A mum who stubbed out her habit has added her voice to calls for drivers to pack in the tabs as she admits her regret over smoking at the wheel.
Kelly Johnson, 25, from Houghton, says she wished she had never smoked in the car as she drove with her children in the back.
From today, it will be illegal to smoke in a vehicle with under 18s inside, in a move which aims to protect thousands of children from the harm of second-hand smoke.
Kelly, who is mum to Ava, 11 weeks, Alfie, four, April, six, and Daniel, eight, said: “Before I quit smoking, I would always try not to smoke in front of the kids, but there were times when I’d think nothing of lighting up in the car. I’d always put the windows right down to make sure the car was fully ventilated, but I realise that even with putting the windows down my kids would still have been able to breathe in my smoke.
“I feel really guilty as a parent looking back, because my smoking in the car wasn’t fair on my children.
“It was my choice to smoke, not theirs. Thinking about the harm that my smoking might have been doing to their health now upsets me, because I understand the dangers.
Thinking about the harm that my smoking might have been doing to their health now upsets me because I understand the dangers.Kelly Johnson
“I’m really proud of me and my husband for quitting.
“We have been smokers since we were teenagers and smoked more than 20 roll-ups a day.
“It’s taken me a few attempts, but I feel so much better now that I’ve quit.
“All of the money I’m saving from not spending on tobacco can now go on spoiling my new baby.” Under the ban, both the driver and the smoker can be fined £50 if anyone smokes in a vehicle with a person who is under 18.
Newcastle University, Public Health England and Fresh Smoke Free North East, conducted an experiment to highlight the dangers of exposure to second-hand smoke in vehicles.

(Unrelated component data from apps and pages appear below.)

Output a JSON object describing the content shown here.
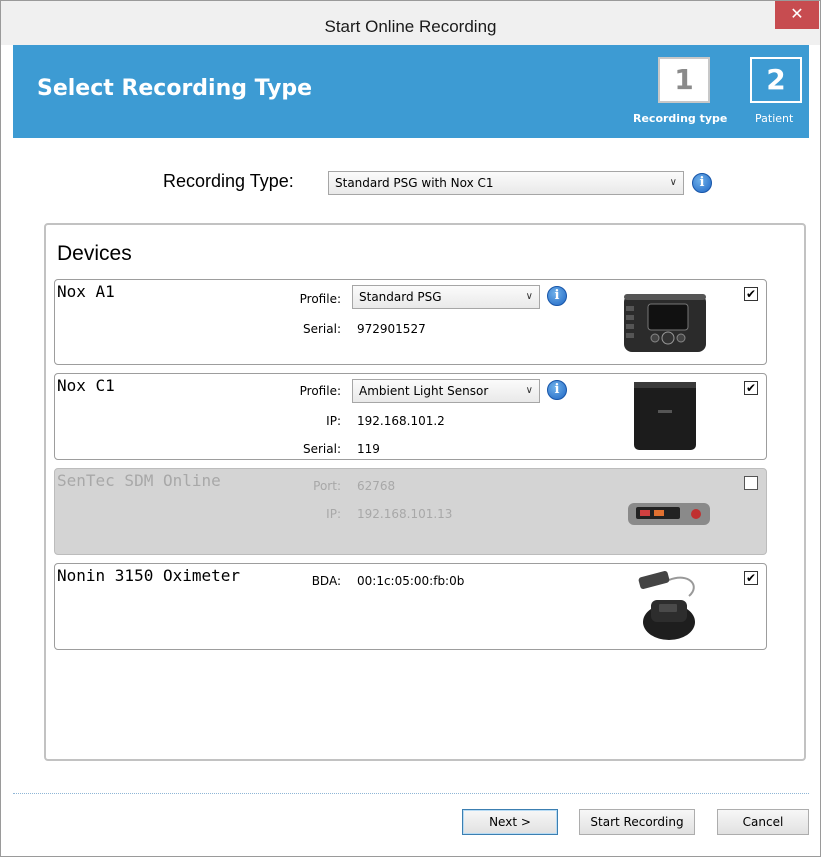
{
  "window": {
    "title": "Start Online Recording",
    "close_glyph": "✕"
  },
  "header": {
    "title": "Select Recording Type",
    "background_color": "#3d9bd3",
    "steps": [
      {
        "number": "1",
        "label": "Recording type",
        "active": true
      },
      {
        "number": "2",
        "label": "Patient",
        "active": false
      }
    ]
  },
  "recording_type": {
    "label": "Recording Type:",
    "selected": "Standard PSG with Nox C1",
    "info_glyph": "i"
  },
  "devices": {
    "title": "Devices",
    "items": [
      {
        "name": "Nox A1",
        "enabled": true,
        "checked": true,
        "fields": [
          {
            "label": "Profile:",
            "value": "Standard PSG"
          },
          {
            "label": "Serial:",
            "value": "972901527"
          }
        ],
        "image_icon": "nox-a1-device-icon"
      },
      {
        "name": "Nox C1",
        "enabled": true,
        "checked": true,
        "fields": [
          {
            "label": "Profile:",
            "value": "Ambient Light Sensor"
          },
          {
            "label": "IP:",
            "value": "192.168.101.2"
          },
          {
            "label": "Serial:",
            "value": "119"
          }
        ],
        "image_icon": "nox-c1-device-icon"
      },
      {
        "name": "SenTec SDM Online",
        "enabled": false,
        "checked": false,
        "fields": [
          {
            "label": "Port:",
            "value": "62768"
          },
          {
            "label": "IP:",
            "value": "192.168.101.13"
          }
        ],
        "image_icon": "sentec-device-icon"
      },
      {
        "name": "Nonin 3150 Oximeter",
        "enabled": true,
        "checked": true,
        "fields": [
          {
            "label": "BDA:",
            "value": "00:1c:05:00:fb:0b"
          }
        ],
        "image_icon": "nonin-oximeter-icon"
      }
    ]
  },
  "check_glyph": "✔",
  "dropdown_glyph": "∨",
  "footer": {
    "next_label": "Next >",
    "start_label": "Start Recording",
    "cancel_label": "Cancel"
  }
}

This tested the levels of dangerous chemicals, which children can be exposed in the back seat of a car when a driver is smoking, and opening the car windows does not remove the harmful effects.
The experiment showed even with the window open, levels of dangerous chemicals were more than 100 times higher than recommended safety guidelines.
Children are particularly vulnerable as they breathe more rapidly and have less developed airways and immune systems.
Second-hand smoke is made up of more than 4,000 chemicals, more than 50 of which cause cancer.
Lisa Surtees, acting director of Fresh, which tackles smoking rates and related illnesses, said: “Most smokers nowadays avoid smoking around children, but a significant number of children are still exposed to smoke which contains harmful poisons, like carbon monoxide and arsenic, and puts them at increased risk of meningitis and respiratory infections.”